»»
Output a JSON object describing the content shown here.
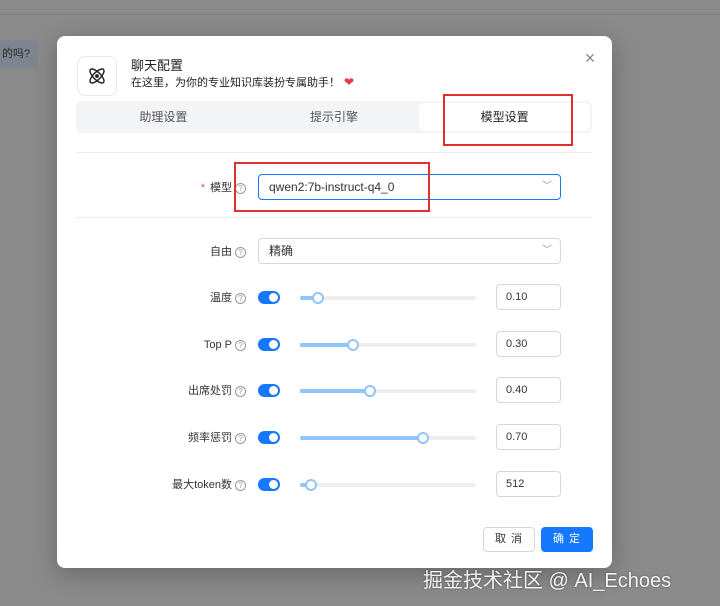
{
  "background": {
    "bubble_text": "的吗?"
  },
  "dialog": {
    "title": "聊天配置",
    "subtitle": "在这里，为你的专业知识库装扮专属助手！",
    "tabs": [
      {
        "label": "助理设置",
        "active": false
      },
      {
        "label": "提示引擎",
        "active": false
      },
      {
        "label": "模型设置",
        "active": true
      }
    ],
    "model": {
      "label": "模型",
      "value": "qwen2:7b-instruct-q4_0"
    },
    "freedom": {
      "label": "自由",
      "value": "精确"
    },
    "params": [
      {
        "label": "温度",
        "value": "0.10",
        "level": 0.1,
        "enabled": true
      },
      {
        "label": "Top P",
        "value": "0.30",
        "level": 0.3,
        "enabled": true
      },
      {
        "label": "出席处罚",
        "value": "0.40",
        "level": 0.4,
        "enabled": true
      },
      {
        "label": "频率惩罚",
        "value": "0.70",
        "level": 0.7,
        "enabled": true
      },
      {
        "label": "最大token数",
        "value": "512",
        "level": 0.06,
        "enabled": true
      }
    ],
    "cancel_label": "取 消",
    "ok_label": "确 定"
  },
  "watermark": "掘金技术社区 @ AI_Echoes",
  "colors": {
    "accent": "#1677ff",
    "slider": "#91c4f8",
    "annotation": "#e02f2f"
  }
}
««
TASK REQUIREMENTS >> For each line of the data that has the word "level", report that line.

RESPONSE TO THIS EXERCISE >>
        "level": 0.1,
        "level": 0.3,
        "level": 0.4,
        "level": 0.7,
        "level": 0.06,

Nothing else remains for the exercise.